More than 18,000 fans showed up to see the contest. Most felt that the NIT Champion St. John’s Redmen were the better team. The game was dominated by the big men. Wyoming’s Komenich battled St. John’s 6’ 9” Harry Boykoff. The first half was back and forth, but the Cowboys pulled out to a six point lead late in the second. Unfortunately, Komenich fouled out with just over a minute to go. The Redmen rallied and tied the game in the final seconds, forcing the game into overtime. Without their big center, it looked hopeless for the Cowboys. But then forward Jimmy Weir took over. Two hook shots and a free throw from Jimmy, and a defense that completely shut down the bigger Redmen and the magic season was complete with their 52-47 overtime win.
The celebration was short lived. This was 1943 and a war was on. Jimmy Weir didn’t even return to Laramie. He immediately traveled to Georgia and officer training school at Ft. Benning. Within weeks Kenny Sailors was a United States Marine. Shelton decided to cancel the 1943-1944 season.
It might seem strange, but the ramifications of the 1942-43 season were lasting. The Red Cross Game would be contested at the conclusion of the next two seasons, with the NCAA Champion also winning both times. This elevated the prestige of the NCAA Tournament, and accelerated the NCAA Tournament supplanting the NIT as the premier college basketball test.
Shelton would continue to coach in Laramie until 1959, compiling an overall record of 328-201 with five more appearances in the “Big Dance”. His divorce during the season almost ended his career, but keeping it low key limited the distraction. He would coach at Sacramento State after Wyoming, and win 117 more games before ending his coaching career following the 1969 season. He would pass away in 1974 at age 75.
The most important result of the season was by star guard Ken Sailors.
Ken Sailors was named first team All-American, and College Basketball Player of the Year following the season. He was also the Most Outstanding Player of the NCAA Tournament. He scored 16 points in the Title Game, but none of those are his lasting legacy. His legacy hinges on the shot he introduced to the basketball world that year.

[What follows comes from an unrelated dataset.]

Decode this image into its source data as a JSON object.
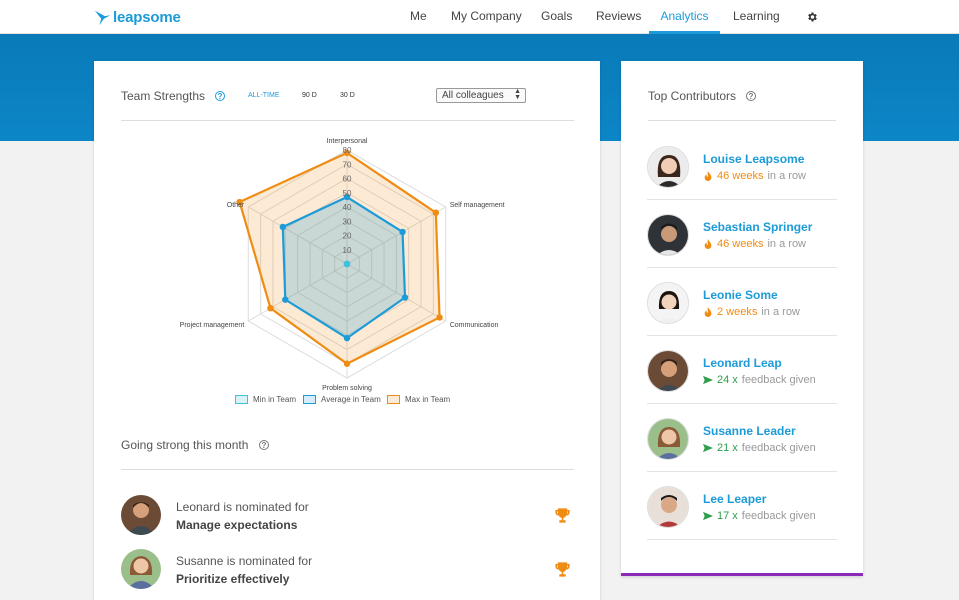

The 5′ 10” Sailor is widely credited with inventing the jump shot. He developed the jump shot at home competing against his older brother, Bud. Bud was much taller than Kenny who at the time was a 5’ 6” 13 year old. “One day, I just dribbled up to him and stopped and jumped as high as I could. So I shot the ball, I don’t know how, maybe I just threw it at the basket. But nevertheless, it went in.” His brother’s response was “Kenny that’s a good shot, if you can develop it.”
Bobby Knight said it best, “Nothing has ever changed a sport like the jump shot changed basketball, nobody in my lifetime has done anything to raise the sport to the level of popularity that he did.” He’s talking about Kenny Sailors. Sailors would live to be 95, passing away in Laramie in 2016.
The one asterisk to Wyoming’s unprecedented season is the fact that they were not able to face the #1 ranked team in the country, the Illinois Illini. Illinois was the Big 10 Champions, and completed their season at 17-1. They dominated the Big 10 so completely that four of the 5 All-Conference selections were Fighting Illini (the fifth member of the All-Conference team was none other than Northwestern’s Otto Graham!). The problem was three of their starters were drafted into the United States Army and would not be available for either the NIT or NCAA Tournaments. Illinois coach Doug Mills decided to forego post-season play. Was Illinois better than Wyoming? Since they never played each other, and had no common opponents, it’s a tough comparison. A minor sacrifice to the World War.
[…] also have some other stories of the early years of college basketball with our look at the Wyoming Cowboys in the early 1940s here or a brief history of the NCAA […]